● **Work instruction**
Counting only lines that contain the word "when", state the total for the listing below and nothing else.

● **Working data**

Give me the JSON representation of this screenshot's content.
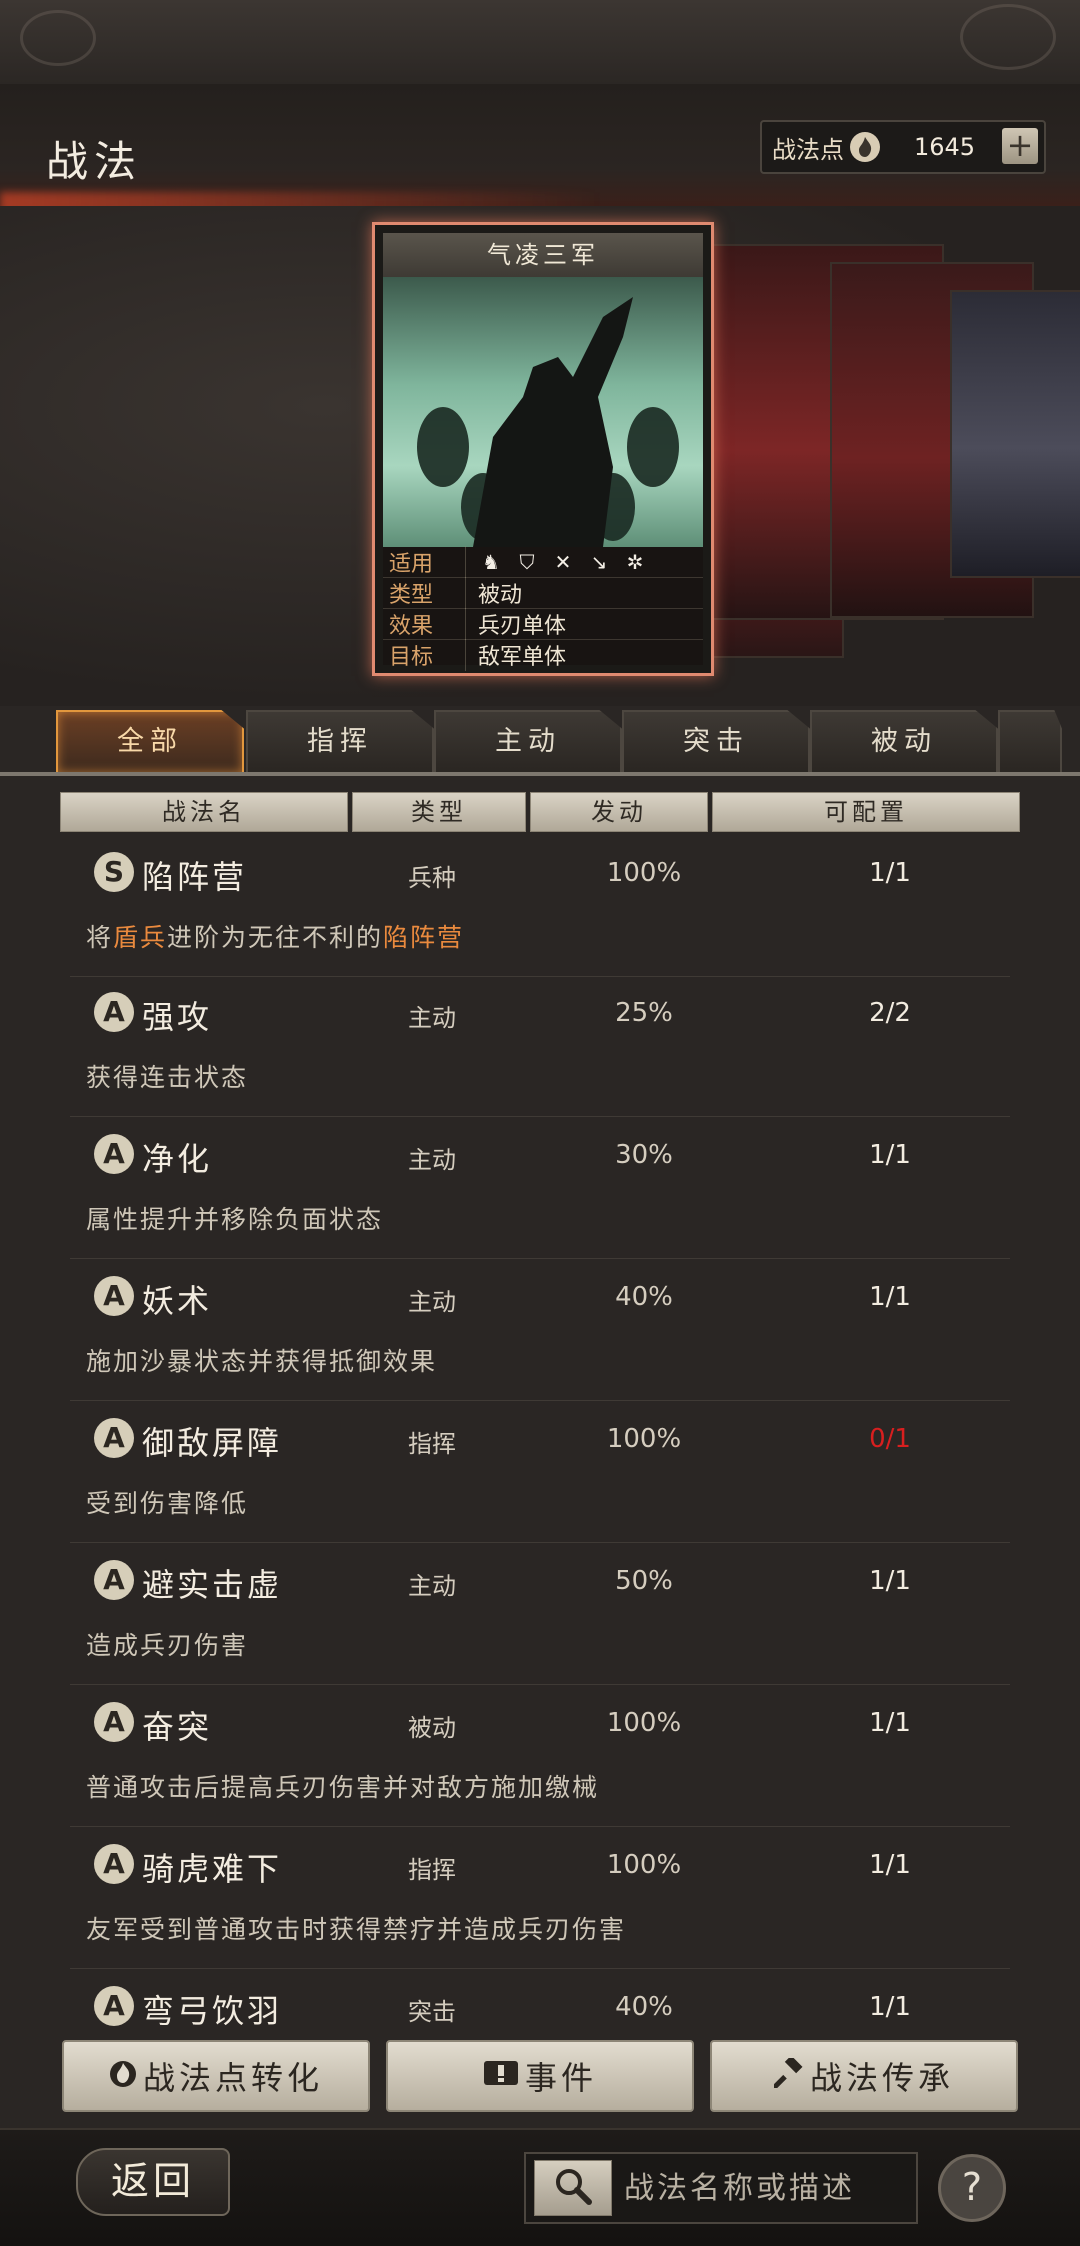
{
  "header": {
    "title": "战法",
    "points_label": "战法点",
    "points_value": "1645",
    "plus_label": "+"
  },
  "card": {
    "title": "气凌三军",
    "rows": [
      {
        "key": "适用",
        "value": ""
      },
      {
        "key": "类型",
        "value": "被动"
      },
      {
        "key": "效果",
        "value": "兵刃单体"
      },
      {
        "key": "目标",
        "value": "敌军单体"
      }
    ],
    "troop_icons": [
      "cavalry-icon",
      "shield-icon",
      "bow-icon",
      "spear-icon",
      "siege-icon"
    ]
  },
  "tabs": [
    {
      "label": "全部",
      "active": true
    },
    {
      "label": "指挥",
      "active": false
    },
    {
      "label": "主动",
      "active": false
    },
    {
      "label": "突击",
      "active": false
    },
    {
      "label": "被动",
      "active": false
    }
  ],
  "columns": [
    "战法名",
    "类型",
    "发动",
    "可配置"
  ],
  "skills": [
    {
      "grade": "S",
      "name": "陷阵营",
      "type": "兵种",
      "rate": "100%",
      "config": "1/1",
      "desc_parts": [
        "将",
        "盾兵",
        "进阶为无往不利的",
        "陷阵营",
        ""
      ]
    },
    {
      "grade": "A",
      "name": "强攻",
      "type": "主动",
      "rate": "25%",
      "config": "2/2",
      "desc": "获得连击状态"
    },
    {
      "grade": "A",
      "name": "净化",
      "type": "主动",
      "rate": "30%",
      "config": "1/1",
      "desc": "属性提升并移除负面状态"
    },
    {
      "grade": "A",
      "name": "妖术",
      "type": "主动",
      "rate": "40%",
      "config": "1/1",
      "desc": "施加沙暴状态并获得抵御效果"
    },
    {
      "grade": "A",
      "name": "御敌屏障",
      "type": "指挥",
      "rate": "100%",
      "config": "0/1",
      "desc": "受到伤害降低"
    },
    {
      "grade": "A",
      "name": "避实击虚",
      "type": "主动",
      "rate": "50%",
      "config": "1/1",
      "desc": "造成兵刃伤害"
    },
    {
      "grade": "A",
      "name": "奋突",
      "type": "被动",
      "rate": "100%",
      "config": "1/1",
      "desc": "普通攻击后提高兵刃伤害并对敌方施加缴械"
    },
    {
      "grade": "A",
      "name": "骑虎难下",
      "type": "指挥",
      "rate": "100%",
      "config": "1/1",
      "desc": "友军受到普通攻击时获得禁疗并造成兵刃伤害"
    },
    {
      "grade": "A",
      "name": "弯弓饮羽",
      "type": "突击",
      "rate": "40%",
      "config": "1/1",
      "desc": ""
    }
  ],
  "bottom_buttons": {
    "convert": "战法点转化",
    "events": "事件",
    "inherit": "战法传承"
  },
  "footer": {
    "back": "返回",
    "search_placeholder": "战法名称或描述",
    "help": "?"
  },
  "colors": {
    "accent": "#e2973d",
    "highlight": "#ea8a3e",
    "warning": "#d81f1f",
    "card_border": "#e08a70"
  }
}
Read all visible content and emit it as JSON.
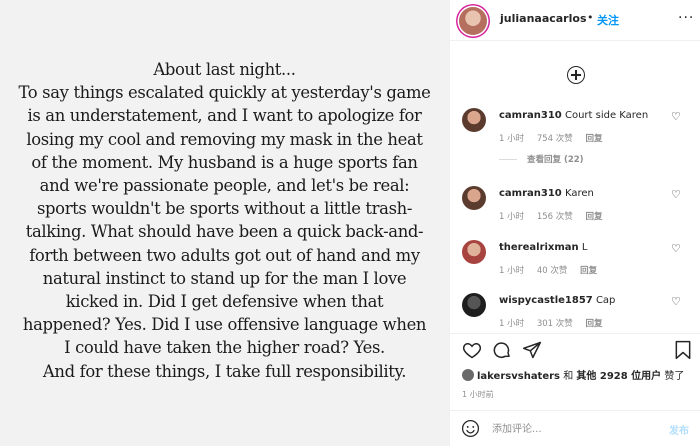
{
  "post": {
    "lines": [
      "About last night...",
      "To say things escalated quickly at yesterday's game",
      "is an understatement, and I want to apologize for",
      "losing my cool and removing my mask in the heat",
      "of the moment. My husband is a huge sports fan",
      "and we're passionate people, and let's be real:",
      "sports wouldn't be sports without a little trash-",
      "talking. What should have been a quick back-and-",
      "forth between two adults got out of hand and my",
      "natural instinct to stand up for the man I love",
      "kicked in. Did I get defensive when that",
      "happened? Yes. Did I use offensive language when",
      "I could have taken the higher road? Yes.",
      "And for these things, I take full responsibility."
    ]
  },
  "header": {
    "username": "julianaacarlos",
    "dot": "•",
    "follow_label": "关注",
    "more_icon": "more-horizontal-icon",
    "more_glyph": "···"
  },
  "comments": [
    {
      "username": "camran310",
      "text": "Court side Karen",
      "time": "1 小时",
      "likes": "754 次赞",
      "reply": "回复",
      "view_replies": "查看回复 (22)",
      "avatar_color": "#7a4a3a"
    },
    {
      "username": "camran310",
      "text": "Karen",
      "time": "1 小时",
      "likes": "156 次赞",
      "reply": "回复",
      "avatar_color": "#7a4a3a"
    },
    {
      "username": "therealrixman",
      "text": "L",
      "time": "1 小时",
      "likes": "40 次赞",
      "reply": "回复",
      "avatar_color": "#b04a4a"
    },
    {
      "username": "wispycastle1857",
      "text": "Cap",
      "time": "1 小时",
      "likes": "301 次赞",
      "reply": "回复",
      "avatar_color": "#2a2a2a"
    }
  ],
  "actions": {
    "liked_by_user": "lakersvshaters",
    "liked_and": "和",
    "liked_others": "其他 2928 位用户",
    "liked_suffix": "赞了",
    "time_ago": "1 小时前"
  },
  "comment_box": {
    "placeholder": "添加评论...",
    "post_label": "发布"
  },
  "colors": {
    "accent": "#0095f6",
    "post_disabled": "#b2dffc",
    "image_bg": "#f2f2f2"
  }
}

● **Answer to this task**
2